**Aim of the exercise**
Copy out each line in the listing below where the word "icon" appears.

**Entries shown**
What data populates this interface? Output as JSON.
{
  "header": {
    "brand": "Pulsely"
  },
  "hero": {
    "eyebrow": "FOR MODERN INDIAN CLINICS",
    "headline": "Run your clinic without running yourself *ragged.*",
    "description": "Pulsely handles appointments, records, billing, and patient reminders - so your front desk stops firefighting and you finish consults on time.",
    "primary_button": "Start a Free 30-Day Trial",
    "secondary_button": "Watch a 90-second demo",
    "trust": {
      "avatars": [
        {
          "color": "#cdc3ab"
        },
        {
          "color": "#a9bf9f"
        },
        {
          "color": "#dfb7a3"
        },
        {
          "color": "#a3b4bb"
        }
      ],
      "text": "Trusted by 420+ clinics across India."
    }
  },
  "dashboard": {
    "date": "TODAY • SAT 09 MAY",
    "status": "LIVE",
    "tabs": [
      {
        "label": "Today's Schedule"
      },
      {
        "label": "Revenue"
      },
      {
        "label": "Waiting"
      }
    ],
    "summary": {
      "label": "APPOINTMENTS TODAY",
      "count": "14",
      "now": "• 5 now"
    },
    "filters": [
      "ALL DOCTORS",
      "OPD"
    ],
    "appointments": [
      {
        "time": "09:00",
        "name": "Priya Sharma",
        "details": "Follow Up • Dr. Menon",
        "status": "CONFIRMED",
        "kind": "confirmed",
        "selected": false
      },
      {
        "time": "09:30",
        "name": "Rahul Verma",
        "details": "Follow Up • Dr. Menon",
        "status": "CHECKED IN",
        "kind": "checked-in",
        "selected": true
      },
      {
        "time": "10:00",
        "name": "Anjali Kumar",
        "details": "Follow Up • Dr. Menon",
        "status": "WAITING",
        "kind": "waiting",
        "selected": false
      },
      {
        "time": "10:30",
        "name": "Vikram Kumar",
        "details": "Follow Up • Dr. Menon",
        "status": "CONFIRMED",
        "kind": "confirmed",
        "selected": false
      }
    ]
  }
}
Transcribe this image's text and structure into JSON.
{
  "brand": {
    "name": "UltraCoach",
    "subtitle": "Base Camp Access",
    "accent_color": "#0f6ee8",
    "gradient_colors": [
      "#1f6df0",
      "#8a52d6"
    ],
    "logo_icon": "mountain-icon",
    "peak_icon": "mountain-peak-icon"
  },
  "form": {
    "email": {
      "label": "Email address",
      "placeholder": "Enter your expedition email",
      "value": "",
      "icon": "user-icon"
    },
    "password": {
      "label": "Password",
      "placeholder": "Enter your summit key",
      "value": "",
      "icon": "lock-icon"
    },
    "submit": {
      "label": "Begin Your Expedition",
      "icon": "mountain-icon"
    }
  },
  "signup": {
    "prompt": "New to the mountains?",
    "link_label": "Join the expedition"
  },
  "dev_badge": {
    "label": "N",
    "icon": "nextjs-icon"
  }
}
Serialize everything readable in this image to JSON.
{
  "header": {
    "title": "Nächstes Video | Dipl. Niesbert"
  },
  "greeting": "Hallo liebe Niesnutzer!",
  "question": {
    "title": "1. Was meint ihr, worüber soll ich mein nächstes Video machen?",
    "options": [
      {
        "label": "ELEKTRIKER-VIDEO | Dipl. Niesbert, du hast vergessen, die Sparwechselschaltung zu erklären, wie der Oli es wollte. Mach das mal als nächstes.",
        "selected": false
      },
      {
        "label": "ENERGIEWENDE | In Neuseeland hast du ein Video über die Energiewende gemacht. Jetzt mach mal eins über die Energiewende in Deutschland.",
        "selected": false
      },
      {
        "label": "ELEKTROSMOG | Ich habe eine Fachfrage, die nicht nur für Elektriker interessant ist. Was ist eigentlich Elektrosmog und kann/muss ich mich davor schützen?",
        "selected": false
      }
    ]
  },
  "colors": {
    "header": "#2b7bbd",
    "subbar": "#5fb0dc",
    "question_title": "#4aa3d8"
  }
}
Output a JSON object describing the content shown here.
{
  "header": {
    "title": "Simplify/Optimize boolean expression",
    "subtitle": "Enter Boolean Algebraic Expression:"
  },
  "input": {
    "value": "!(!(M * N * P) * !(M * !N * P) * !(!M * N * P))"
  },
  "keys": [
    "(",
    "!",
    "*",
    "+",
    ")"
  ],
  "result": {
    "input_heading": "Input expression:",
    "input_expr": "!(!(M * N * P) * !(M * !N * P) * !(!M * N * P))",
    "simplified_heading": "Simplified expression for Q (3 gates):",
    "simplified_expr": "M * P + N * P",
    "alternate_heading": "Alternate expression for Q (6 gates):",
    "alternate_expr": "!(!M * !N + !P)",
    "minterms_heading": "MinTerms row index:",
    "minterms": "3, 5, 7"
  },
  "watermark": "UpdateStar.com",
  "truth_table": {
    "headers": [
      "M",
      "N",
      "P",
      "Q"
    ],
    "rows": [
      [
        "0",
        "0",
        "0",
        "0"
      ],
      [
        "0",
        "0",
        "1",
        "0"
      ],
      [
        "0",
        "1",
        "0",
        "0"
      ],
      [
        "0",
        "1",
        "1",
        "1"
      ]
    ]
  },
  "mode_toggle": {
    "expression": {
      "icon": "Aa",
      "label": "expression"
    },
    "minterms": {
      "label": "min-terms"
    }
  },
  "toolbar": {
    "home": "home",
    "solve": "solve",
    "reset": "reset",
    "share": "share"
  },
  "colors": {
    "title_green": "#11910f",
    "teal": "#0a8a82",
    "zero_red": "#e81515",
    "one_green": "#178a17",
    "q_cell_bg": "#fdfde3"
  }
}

**Solution for this exercise**
    "logo_icon": "mountain-icon",
    "peak_icon": "mountain-peak-icon"
      "icon": "user-icon"
      "icon": "lock-icon"
      "icon": "mountain-icon"
    "icon": "nextjs-icon"
      "icon": "Aa",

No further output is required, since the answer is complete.